I don’t know what is wrong with today but it has been a particularly difficult day. I wanted to enjoy my free Saturday but all sorts of difficulties came up and I have spent my whole day mulling over it. Now I should be a good student and go to my meditation cushion but my body is objecting from yesterday’s air squat test (my legs are soooo sore) and my head is aching. Instead of burdening you with my thoughts I want to share with you an anecdote that I just read.
“Frederick was by conventional standards a powerful man. He was a financially successful executive who prided himself on his high ideals. Yet he was unable to really be there for himself, his wife, Claudia, or their two young sons. He was filled with an energy that always pushed him to do more, be better, and focus on the future. When his youngest son came to him, smiling, to show him a picture he had drawn, Frederick was so absorbed in his thoughts and worries about his work that he didn’t really see his son as precious, a miracle of life. When he came home from work and hugged Claudia, he wasn’t fully present. He tried, but he wasn’t really there. Claudia and the children felt his absence.

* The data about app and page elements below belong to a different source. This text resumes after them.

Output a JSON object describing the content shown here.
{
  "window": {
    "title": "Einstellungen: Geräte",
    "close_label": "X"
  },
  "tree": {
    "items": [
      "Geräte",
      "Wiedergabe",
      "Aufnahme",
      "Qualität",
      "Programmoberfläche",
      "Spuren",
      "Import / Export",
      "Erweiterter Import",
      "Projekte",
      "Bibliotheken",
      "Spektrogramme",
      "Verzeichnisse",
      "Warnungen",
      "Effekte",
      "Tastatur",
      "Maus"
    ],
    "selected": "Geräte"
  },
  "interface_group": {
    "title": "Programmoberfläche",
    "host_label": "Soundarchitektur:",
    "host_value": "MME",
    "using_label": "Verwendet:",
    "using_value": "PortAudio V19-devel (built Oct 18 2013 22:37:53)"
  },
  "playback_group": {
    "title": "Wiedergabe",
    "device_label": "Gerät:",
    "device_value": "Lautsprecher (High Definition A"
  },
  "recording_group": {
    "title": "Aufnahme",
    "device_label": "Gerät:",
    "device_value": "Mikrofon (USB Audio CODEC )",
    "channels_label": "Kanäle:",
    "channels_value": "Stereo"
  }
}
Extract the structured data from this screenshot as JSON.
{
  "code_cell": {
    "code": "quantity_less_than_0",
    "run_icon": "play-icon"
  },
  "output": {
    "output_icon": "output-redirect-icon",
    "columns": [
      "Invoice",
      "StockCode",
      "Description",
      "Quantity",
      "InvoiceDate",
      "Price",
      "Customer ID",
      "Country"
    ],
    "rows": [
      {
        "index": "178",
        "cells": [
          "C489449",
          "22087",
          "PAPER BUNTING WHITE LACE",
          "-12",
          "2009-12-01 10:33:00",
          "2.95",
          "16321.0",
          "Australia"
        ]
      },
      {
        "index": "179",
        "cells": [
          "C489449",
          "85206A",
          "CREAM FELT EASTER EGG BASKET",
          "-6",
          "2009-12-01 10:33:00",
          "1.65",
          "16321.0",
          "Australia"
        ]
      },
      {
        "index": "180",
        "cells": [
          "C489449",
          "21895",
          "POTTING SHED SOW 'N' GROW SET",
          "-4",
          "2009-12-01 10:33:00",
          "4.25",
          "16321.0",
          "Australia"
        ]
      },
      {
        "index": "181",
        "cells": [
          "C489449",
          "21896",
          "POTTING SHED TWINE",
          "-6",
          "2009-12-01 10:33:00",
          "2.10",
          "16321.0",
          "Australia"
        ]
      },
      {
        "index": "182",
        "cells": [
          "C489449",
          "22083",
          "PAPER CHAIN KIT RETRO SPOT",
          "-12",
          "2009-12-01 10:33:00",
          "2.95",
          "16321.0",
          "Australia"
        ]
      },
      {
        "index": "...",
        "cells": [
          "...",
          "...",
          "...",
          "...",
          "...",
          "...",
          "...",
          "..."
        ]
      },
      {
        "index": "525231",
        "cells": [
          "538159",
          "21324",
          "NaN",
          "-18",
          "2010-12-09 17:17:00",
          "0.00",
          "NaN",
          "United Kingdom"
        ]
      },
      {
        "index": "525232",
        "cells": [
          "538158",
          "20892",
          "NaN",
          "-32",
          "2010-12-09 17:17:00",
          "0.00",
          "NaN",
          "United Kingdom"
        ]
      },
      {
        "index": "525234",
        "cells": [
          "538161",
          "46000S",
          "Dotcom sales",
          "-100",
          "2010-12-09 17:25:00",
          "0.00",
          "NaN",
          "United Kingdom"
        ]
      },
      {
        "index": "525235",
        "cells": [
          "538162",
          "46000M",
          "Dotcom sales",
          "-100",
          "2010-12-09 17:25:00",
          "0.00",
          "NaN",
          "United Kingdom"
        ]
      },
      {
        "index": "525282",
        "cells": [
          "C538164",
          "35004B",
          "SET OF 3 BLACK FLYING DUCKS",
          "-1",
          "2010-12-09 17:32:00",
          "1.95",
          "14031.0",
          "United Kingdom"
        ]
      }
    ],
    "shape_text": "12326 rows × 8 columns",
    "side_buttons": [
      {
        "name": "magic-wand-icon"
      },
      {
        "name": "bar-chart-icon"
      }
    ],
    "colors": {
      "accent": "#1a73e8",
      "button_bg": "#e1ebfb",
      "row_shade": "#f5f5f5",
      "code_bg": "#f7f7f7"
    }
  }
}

At first, Claudia had supported Frederick and his career completely. She was proud to be his wife, and she took a lot of pleasure in organizing receptions and other social events. Like him, she was committed to the idea that getting ahead, having a bigger salary and a larger home, would increase their happiness. She listened to him to understand his difficulties. Sometimes they would stay up very late at night and talk about his concerns. They were together, but the focus of their attention and concentration wasn’t themselves, their lives, their happiness, or the happiness of their children. The focus of their conversations was business, the difficulties and obstacles he encountered at work and his fear and uncertainty.
Claudia did her best to be supportive of her husband, but eventually she became exhausted and overwhelmed by his continuing stress and distraction. He didn’t have time for himself, let alone for his wife and two children. He wanted to be with them, but he believed he couldn’t afford to take the time. He didn’t have time to breathe, to look at the moon, or to enjoy his steps. Although he was supposedly the boss, his craving to get ahead was the real boss, demanding one hundred percent of his time and attention.
Claudia was lonely. She wasn’t really seen by her husband. She took care of the family and the house, did charitable work as a volunteer, and spent time with her friends. She went to graduate school and then started working as a psychotherapist. Although she found meaning in these activities, she still felt unsupported in her marriage. His sons wondered why their father was gone so much. They missed him and often asked for him.
When Frederick and Claudia’s older son, Philip, had to go to the hospital for open-heart surgery, Claudia spent more than seven hours alone with Philip because Frederick couldn’t get away from his business. Even when Claudia went into the hospital for her own surgery, to remove a benign tumor, Frederick didn’t come.
Yet Frederick believed that he was doing the right thing by working so hard, that he was doing it for his family and for the people he worked with, who depended on him. He felt responsible for fulfilling his duties at work, and his work gave him a sense of accomplishment and satisfaction. But he was also driven by a strong feeling of pride. He was proud of being successful, of being able to make important decisions, and of having a high income.
Claudia regularly asked Frederick to slow down, to take time off for himself and his family, and to enjoy life. She told him she felt he’d become enslaved by his work. It was true. They had a beautiful home with a lush, green garden in a nice neighborhood. Frederick loved gardening, but he wasn’t home enough to spend time in the yard. Frederick always responded to Claudia’s requests by saying that he enjoyed his work, and his business couldn’t get by without him. He often told her that in a few years, after he retired, he would have plenty of time for himself, her, and their sons.
At fifty-one, Frederick was killed instantly in a car accident. He never had a chance to retire. He thought he was irreplaceable, but it took his company only three days to fill his position.”
Excerpt From: Thich Nhat Hanh. “The Art of Power.”
I don’t know about you but for me it was the “but it took his company only three days to fill his position” that really took away my last shred of hope. In a way it is not hard to relate to Frederick. The destruction we see him cause with his blindness hurts our eyes and we can empathize. Deep down we hope that he still will be rewarded in some way. And then he isn’t. He is replaceable. The end.
We live in a world with so many people doing the best they can. And so many of us have good intentions. But then we get confused because we feel that our view is the better view. The other might not agree and it becomes hard to connect with each other. Or to stay connected with oneself for that matter. We can spend our whole lives being disconnected from ourselves and our loved ones. Reconnecting with the present moment is about the wisest thing I can think of. I will go for a walk on the beach.
This is episode 7 in a series of 100 blog posts that will be published daily during the 100 Day Warrior. All posts are written by Atalwin Pilon, founder of Basic Goodness and creator of the 100 Day Warrior, a unique program around physical strength, inner wisdom and meaning. For requests for motivational speaking, in-company workshops, online coaching and mindfulness training click here. If you would like to join our international community of brave and inspiring human beings or just follow this blog and receive updates, please click here of sign up on the right side of the page. Atalwin specializes in coaching smart and creative people, both groups and individuals. If you are interested in a free coaching session click here.